↓

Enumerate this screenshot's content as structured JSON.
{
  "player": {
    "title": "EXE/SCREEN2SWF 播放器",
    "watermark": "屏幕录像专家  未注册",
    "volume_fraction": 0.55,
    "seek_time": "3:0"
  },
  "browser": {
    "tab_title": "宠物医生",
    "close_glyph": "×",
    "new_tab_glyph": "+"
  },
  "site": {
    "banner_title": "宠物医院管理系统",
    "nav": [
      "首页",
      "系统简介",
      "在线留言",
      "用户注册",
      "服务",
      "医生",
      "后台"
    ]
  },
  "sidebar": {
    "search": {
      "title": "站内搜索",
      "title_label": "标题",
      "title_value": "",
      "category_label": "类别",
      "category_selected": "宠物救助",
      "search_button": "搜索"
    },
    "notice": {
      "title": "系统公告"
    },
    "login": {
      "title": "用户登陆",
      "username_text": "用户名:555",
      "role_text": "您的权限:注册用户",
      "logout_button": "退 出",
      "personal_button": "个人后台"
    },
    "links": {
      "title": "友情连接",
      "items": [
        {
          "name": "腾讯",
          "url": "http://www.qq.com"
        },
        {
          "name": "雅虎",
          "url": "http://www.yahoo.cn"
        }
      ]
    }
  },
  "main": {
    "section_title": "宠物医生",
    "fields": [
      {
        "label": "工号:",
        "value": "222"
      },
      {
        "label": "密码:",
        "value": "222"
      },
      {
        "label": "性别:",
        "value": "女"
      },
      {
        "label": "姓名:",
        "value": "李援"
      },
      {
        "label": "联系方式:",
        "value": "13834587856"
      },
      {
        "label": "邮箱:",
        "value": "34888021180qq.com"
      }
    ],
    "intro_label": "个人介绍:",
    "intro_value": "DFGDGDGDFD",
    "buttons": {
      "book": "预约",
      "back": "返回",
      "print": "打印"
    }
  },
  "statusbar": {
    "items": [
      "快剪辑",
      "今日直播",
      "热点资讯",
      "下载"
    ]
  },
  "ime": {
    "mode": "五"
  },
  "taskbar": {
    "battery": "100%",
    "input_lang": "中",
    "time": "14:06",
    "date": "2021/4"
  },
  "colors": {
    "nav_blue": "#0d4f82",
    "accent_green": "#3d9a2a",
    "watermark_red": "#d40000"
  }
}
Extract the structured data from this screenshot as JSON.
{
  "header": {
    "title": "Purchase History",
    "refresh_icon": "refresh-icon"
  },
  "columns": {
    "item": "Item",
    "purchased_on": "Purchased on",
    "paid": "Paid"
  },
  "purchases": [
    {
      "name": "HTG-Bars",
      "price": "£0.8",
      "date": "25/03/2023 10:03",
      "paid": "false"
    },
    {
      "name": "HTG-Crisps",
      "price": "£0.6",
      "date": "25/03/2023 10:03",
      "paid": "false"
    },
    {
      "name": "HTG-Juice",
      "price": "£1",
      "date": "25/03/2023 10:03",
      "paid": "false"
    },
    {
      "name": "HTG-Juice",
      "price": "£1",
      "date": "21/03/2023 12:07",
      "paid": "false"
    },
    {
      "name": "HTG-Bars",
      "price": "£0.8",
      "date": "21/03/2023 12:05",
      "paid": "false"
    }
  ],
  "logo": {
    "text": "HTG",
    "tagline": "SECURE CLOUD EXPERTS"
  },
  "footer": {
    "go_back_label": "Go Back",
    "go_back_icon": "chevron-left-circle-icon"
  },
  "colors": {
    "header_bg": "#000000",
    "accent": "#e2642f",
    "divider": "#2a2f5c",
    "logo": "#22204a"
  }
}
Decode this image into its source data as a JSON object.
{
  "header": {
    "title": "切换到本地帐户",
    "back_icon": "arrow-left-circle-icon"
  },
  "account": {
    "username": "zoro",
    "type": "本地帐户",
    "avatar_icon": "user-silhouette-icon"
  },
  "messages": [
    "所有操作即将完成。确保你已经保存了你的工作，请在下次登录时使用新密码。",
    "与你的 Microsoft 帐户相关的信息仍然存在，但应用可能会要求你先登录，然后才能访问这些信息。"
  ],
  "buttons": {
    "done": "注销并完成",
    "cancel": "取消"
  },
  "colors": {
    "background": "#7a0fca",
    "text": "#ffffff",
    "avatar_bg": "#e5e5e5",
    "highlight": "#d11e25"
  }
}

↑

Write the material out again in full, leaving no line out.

Enumerate this screenshot's content as structured JSON.
{
  "player": {
    "title": "EXE/SCREEN2SWF 播放器",
    "watermark": "屏幕录像专家  未注册",
    "volume_fraction": 0.55,
    "seek_time": "3:0"
  },
  "browser": {
    "tab_title": "宠物医生",
    "close_glyph": "×",
    "new_tab_glyph": "+"
  },
  "site": {
    "banner_title": "宠物医院管理系统",
    "nav": [
      "首页",
      "系统简介",
      "在线留言",
      "用户注册",
      "服务",
      "医生",
      "后台"
    ]
  },
  "sidebar": {
    "search": {
      "title": "站内搜索",
      "title_label": "标题",
      "title_value": "",
      "category_label": "类别",
      "category_selected": "宠物救助",
      "search_button": "搜索"
    },
    "notice": {
      "title": "系统公告"
    },
    "login": {
      "title": "用户登陆",
      "username_text": "用户名:555",
      "role_text": "您的权限:注册用户",
      "logout_button": "退 出",
      "personal_button": "个人后台"
    },
    "links": {
      "title": "友情连接",
      "items": [
        {
          "name": "腾讯",
          "url": "http://www.qq.com"
        },
        {
          "name": "雅虎",
          "url": "http://www.yahoo.cn"
        }
      ]
    }
  },
  "main": {
    "section_title": "宠物医生",
    "fields": [
      {
        "label": "工号:",
        "value": "222"
      },
      {
        "label": "密码:",
        "value": "222"
      },
      {
        "label": "性别:",
        "value": "女"
      },
      {
        "label": "姓名:",
        "value": "李援"
      },
      {
        "label": "联系方式:",
        "value": "13834587856"
      },
      {
        "label": "邮箱:",
        "value": "34888021180qq.com"
      }
    ],
    "intro_label": "个人介绍:",
    "intro_value": "DFGDGDGDFD",
    "buttons": {
      "book": "预约",
      "back": "返回",
      "print": "打印"
    }
  },
  "statusbar": {
    "items": [
      "快剪辑",
      "今日直播",
      "热点资讯",
      "下载"
    ]
  },
  "ime": {
    "mode": "五"
  },
  "taskbar": {
    "battery": "100%",
    "input_lang": "中",
    "time": "14:06",
    "date": "2021/4"
  },
  "colors": {
    "nav_blue": "#0d4f82",
    "accent_green": "#3d9a2a",
    "watermark_red": "#d40000"
  }
}
Extract the structured data from this screenshot as JSON.
{
  "header": {
    "title": "Purchase History",
    "refresh_icon": "refresh-icon"
  },
  "columns": {
    "item": "Item",
    "purchased_on": "Purchased on",
    "paid": "Paid"
  },
  "purchases": [
    {
      "name": "HTG-Bars",
      "price": "£0.8",
      "date": "25/03/2023 10:03",
      "paid": "false"
    },
    {
      "name": "HTG-Crisps",
      "price": "£0.6",
      "date": "25/03/2023 10:03",
      "paid": "false"
    },
    {
      "name": "HTG-Juice",
      "price": "£1",
      "date": "25/03/2023 10:03",
      "paid": "false"
    },
    {
      "name": "HTG-Juice",
      "price": "£1",
      "date": "21/03/2023 12:07",
      "paid": "false"
    },
    {
      "name": "HTG-Bars",
      "price": "£0.8",
      "date": "21/03/2023 12:05",
      "paid": "false"
    }
  ],
  "logo": {
    "text": "HTG",
    "tagline": "SECURE CLOUD EXPERTS"
  },
  "footer": {
    "go_back_label": "Go Back",
    "go_back_icon": "chevron-left-circle-icon"
  },
  "colors": {
    "header_bg": "#000000",
    "accent": "#e2642f",
    "divider": "#2a2f5c",
    "logo": "#22204a"
  }
}
Decode this image into its source data as a JSON object.
{
  "header": {
    "title": "切换到本地帐户",
    "back_icon": "arrow-left-circle-icon"
  },
  "account": {
    "username": "zoro",
    "type": "本地帐户",
    "avatar_icon": "user-silhouette-icon"
  },
  "messages": [
    "所有操作即将完成。确保你已经保存了你的工作，请在下次登录时使用新密码。",
    "与你的 Microsoft 帐户相关的信息仍然存在，但应用可能会要求你先登录，然后才能访问这些信息。"
  ],
  "buttons": {
    "done": "注销并完成",
    "cancel": "取消"
  },
  "colors": {
    "background": "#7a0fca",
    "text": "#ffffff",
    "avatar_bg": "#e5e5e5",
    "highlight": "#d11e25"
  }
}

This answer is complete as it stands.